  • Simpson, R. H., , and H. Riehl, 1981: The Hurricane and Its Impact. Louisiana State University Press, 398 pp.

All Time Past Year Past 30 Days
Abstract Views 0 0 0
Full Text Views 101 101 0
PDF Downloads 2 2 0

The Impact of Observational Technology on Climate Database Quality: Tropical Cyclones in the Tasman Sea

View More View Less
  • 1 Bureau of Meteorology, West Perth, Australia
  • | 2 School of Meteorology, University of Oklahoma, Norman, Oklahoma
  • | 3 Bureau of Meteorology, Sydney, Australia
© Get Permissions
Restricted access

Abstract
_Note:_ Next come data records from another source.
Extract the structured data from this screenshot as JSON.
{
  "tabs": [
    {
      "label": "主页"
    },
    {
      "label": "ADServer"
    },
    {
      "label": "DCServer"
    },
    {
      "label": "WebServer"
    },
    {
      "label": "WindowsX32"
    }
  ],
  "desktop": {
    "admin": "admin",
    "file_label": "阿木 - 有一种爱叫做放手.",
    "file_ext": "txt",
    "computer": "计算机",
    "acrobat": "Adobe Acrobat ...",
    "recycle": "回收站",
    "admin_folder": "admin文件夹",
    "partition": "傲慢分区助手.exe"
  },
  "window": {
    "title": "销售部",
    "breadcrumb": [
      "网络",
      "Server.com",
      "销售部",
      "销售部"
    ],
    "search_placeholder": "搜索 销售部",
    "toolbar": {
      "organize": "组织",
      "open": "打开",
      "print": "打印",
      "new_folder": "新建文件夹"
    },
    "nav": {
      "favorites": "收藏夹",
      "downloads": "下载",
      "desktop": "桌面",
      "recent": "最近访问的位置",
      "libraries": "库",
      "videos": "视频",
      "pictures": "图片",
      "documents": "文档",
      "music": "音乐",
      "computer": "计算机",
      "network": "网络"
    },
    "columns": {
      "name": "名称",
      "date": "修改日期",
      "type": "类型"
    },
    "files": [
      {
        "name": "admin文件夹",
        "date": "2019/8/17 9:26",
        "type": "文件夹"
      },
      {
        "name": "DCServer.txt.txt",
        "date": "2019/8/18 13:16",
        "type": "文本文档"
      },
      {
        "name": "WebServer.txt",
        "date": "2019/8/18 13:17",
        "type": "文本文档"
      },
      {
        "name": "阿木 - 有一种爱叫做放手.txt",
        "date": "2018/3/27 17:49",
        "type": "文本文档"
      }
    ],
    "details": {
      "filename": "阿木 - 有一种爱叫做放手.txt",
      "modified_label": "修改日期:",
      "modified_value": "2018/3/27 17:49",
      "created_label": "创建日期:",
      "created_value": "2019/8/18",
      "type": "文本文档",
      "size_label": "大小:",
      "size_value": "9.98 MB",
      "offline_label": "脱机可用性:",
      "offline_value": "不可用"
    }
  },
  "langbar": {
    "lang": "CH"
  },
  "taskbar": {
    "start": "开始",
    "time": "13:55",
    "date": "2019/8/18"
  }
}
The recorded climatology of tropical cyclones that affect the Tasman Sea spans the period from 1911 to the present. This climatology is a subset of the much larger Australian Tropical Cyclone database, which is the official record of all tropical cyclones in the Australian area of responsibility. Such a long, detailed record should provide an excellent dataset for regional climate research. However, a detailed analysis of the database has revealed that it must be used with caution over the Tasman Sea, where statistically significant discontinuities are present, greatly reducing its quality and length for climate and climate change studies. Problems with the complete Australian Tropical Cyclone database have been identified and discussed earlier by a number of authors. This study is concerned with two statistically significant discontinuities that occurred in the Tasman Sea portion of the database in the mid-1950s and in 1977. The first discontinuity almost trebled the recorded frequency of tropical cyclones, whereas the second discontinuity exhibited an opposite trend, decreasing the recorded frequency of tropical cyclones by a factor of 8 from the previous period. Some possible explanations for the abrupt changes in this subset of one particular database are discussed. It is suggested here that the most likely explanation is the improved observing technology and the associated changes in interpretation of the new data. Finally, it is likely that other climate databases have been affected by similar problems and should be treated with the same degree of caution.

Corresponding author address: Dr. B. W. Buckley, Bureau of Meteorology, P.O. Box 1370, West Perth, Western Australia 6872, Australia. Email: b.buckley@bom.gov.au

Abstract

The recorded climatology of tropical cyclones that affect the Tasman Sea spans the period from 1911 to the present. This climatology is a subset of the much larger Australian Tropical Cyclone database, which is the official record of all tropical cyclones in the Australian area of responsibility. Such a long, detailed record should provide an excellent dataset for regional climate research. However, a detailed analysis of the database has revealed that it must be used with caution over the Tasman Sea, where statistically significant discontinuities are present, greatly reducing its quality and length for climate and climate change studies. Problems with the complete Australian Tropical Cyclone database have been identified and discussed earlier by a number of authors. This study is concerned with two statistically significant discontinuities that occurred in the Tasman Sea portion of the database in the mid-1950s and in 1977. The first discontinuity almost trebled the recorded frequency of tropical cyclones, whereas the second discontinuity exhibited an opposite trend, decreasing the recorded frequency of tropical cyclones by a factor of 8 from the previous period. Some possible explanations for the abrupt changes in this subset of one particular database are discussed. It is suggested here that the most likely explanation is the improved observing technology and the associated changes in interpretation of the new data. Finally, it is likely that other climate databases have been affected by similar problems and should be treated with the same degree of caution.

Corresponding author address: Dr. B. W. Buckley, Bureau of Meteorology, P.O. Box 1370, West Perth, Western Australia 6872, Australia. Email: b.buckley@bom.gov.au

Save